My novel is a fantasy novel. (Think Lord of the Rings with a girl as the main character and no elves or hobbits.) I like writing fantasy because I like stories that involve imagination, that ask the question, "what if?" Basically I'm just a big daydreamer. Fantasy and science fiction stories are great because they allow you to explore serious topics outside of the bounds of reality and without preconceived notions about how about something is supposed to work.

I already told you I love history. Writing fantasy is like creating my own history.

Friday, April 13, 2007


This is the inaugural voyage of my blog. I've never blogged before so I suppose I will have to start slow. I don't know what this blog will be about or what I really want to say. Right now, this is a voyage of discovery. I hope that you will join me as I try put words to feelings and feelings to words.

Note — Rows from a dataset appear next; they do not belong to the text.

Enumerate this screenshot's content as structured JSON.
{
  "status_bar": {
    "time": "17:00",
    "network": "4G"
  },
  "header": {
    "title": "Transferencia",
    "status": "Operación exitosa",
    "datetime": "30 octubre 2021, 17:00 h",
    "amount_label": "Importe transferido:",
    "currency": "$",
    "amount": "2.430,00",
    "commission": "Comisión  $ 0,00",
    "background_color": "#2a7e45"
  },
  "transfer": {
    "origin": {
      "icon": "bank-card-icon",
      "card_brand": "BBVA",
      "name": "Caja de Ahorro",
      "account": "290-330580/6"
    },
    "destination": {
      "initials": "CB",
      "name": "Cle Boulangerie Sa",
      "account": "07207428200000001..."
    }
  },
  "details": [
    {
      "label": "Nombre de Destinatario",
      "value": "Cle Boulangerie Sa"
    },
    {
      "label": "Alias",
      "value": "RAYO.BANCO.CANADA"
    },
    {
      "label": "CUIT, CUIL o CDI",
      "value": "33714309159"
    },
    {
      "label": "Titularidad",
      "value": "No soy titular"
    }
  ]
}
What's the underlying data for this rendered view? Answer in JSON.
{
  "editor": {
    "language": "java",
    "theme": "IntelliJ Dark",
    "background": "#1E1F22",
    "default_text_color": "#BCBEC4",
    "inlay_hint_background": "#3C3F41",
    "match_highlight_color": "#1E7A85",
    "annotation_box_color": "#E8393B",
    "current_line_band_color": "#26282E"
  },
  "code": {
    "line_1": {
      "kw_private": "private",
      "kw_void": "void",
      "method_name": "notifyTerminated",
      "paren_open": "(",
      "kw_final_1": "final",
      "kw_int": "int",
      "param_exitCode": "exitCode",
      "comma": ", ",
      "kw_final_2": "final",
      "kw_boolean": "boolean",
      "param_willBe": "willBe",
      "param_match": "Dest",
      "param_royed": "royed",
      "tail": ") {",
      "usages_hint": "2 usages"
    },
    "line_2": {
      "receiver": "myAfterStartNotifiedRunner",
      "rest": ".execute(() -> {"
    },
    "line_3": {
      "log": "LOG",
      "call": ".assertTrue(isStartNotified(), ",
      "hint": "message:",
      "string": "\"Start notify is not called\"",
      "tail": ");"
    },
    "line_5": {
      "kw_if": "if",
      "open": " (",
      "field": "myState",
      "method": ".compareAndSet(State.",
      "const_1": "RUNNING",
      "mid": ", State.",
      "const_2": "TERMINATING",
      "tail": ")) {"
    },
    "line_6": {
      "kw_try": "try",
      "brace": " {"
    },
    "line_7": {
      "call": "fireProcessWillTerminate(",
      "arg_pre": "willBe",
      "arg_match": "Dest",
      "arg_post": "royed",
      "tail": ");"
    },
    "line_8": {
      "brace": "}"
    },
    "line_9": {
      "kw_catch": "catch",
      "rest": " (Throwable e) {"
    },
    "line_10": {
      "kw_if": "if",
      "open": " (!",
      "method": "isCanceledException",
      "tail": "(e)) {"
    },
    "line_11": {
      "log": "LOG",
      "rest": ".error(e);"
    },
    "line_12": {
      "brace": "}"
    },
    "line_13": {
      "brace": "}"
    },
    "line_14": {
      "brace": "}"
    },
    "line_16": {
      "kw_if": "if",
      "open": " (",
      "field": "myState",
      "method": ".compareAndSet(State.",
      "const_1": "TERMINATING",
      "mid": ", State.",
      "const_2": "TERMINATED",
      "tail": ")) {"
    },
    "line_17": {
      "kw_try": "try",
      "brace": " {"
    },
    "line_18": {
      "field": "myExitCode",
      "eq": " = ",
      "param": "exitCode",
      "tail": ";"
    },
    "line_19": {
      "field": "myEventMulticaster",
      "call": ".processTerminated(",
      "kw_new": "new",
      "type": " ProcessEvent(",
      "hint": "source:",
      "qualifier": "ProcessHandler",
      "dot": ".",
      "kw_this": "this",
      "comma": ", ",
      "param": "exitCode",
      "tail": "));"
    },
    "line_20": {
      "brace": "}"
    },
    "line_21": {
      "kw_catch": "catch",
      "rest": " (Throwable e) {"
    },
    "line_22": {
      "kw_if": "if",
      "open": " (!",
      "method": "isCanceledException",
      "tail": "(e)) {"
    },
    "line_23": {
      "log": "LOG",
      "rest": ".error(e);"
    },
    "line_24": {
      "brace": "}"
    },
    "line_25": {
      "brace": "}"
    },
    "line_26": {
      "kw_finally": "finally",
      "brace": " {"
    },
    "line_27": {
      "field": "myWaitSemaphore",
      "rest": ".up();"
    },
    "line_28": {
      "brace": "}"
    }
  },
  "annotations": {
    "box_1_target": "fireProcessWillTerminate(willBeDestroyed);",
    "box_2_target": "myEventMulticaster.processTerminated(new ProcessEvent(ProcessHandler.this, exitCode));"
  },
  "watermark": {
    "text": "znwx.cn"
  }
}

I am a writer--or at least that's what I hope it will say on my business cards one day--but life has been too crazy lately--my dad passed away last month--I have to go into the hospital for an operation in the next few weeks--so I haven't been writing at all. I'm very rusty and this blog is my way of stretching those writing muscles again. I hope it will help me find my voice.

My other interests are current events and history. I would like this blog to be a running commentary on modern life, with all of its pitfalls and pratfalls. I'd like it to be a reflection of how events of the past influence where we are today.

Perhaps this is too ambitious and all-encompassing. If it is, I may have to split off and create other blogs. I'm very excited. It's been a long time since I allowed myself any free flow creativity.

My Eureka moment: The other day I came to the realization that I should never be afraid to write the truth--even if its painful or embarrassing. Writers must hold up a mirror, even if people gazing into it don't like what they see. I've always known this but I've never before felt it on a visceral level.

Thanks for reading this.

Catch Phrases:

"Stories, like conjuring tricks, are invented because history is inadequate to our dreams."
From"Eisenheim the Illusionist" by Steven Milhauser

"...Come, I will teach you the death of roses, the emptiness of orgasms in sun-flooded loveless rooms."
From "A Game of Clue" by Steven Milhauser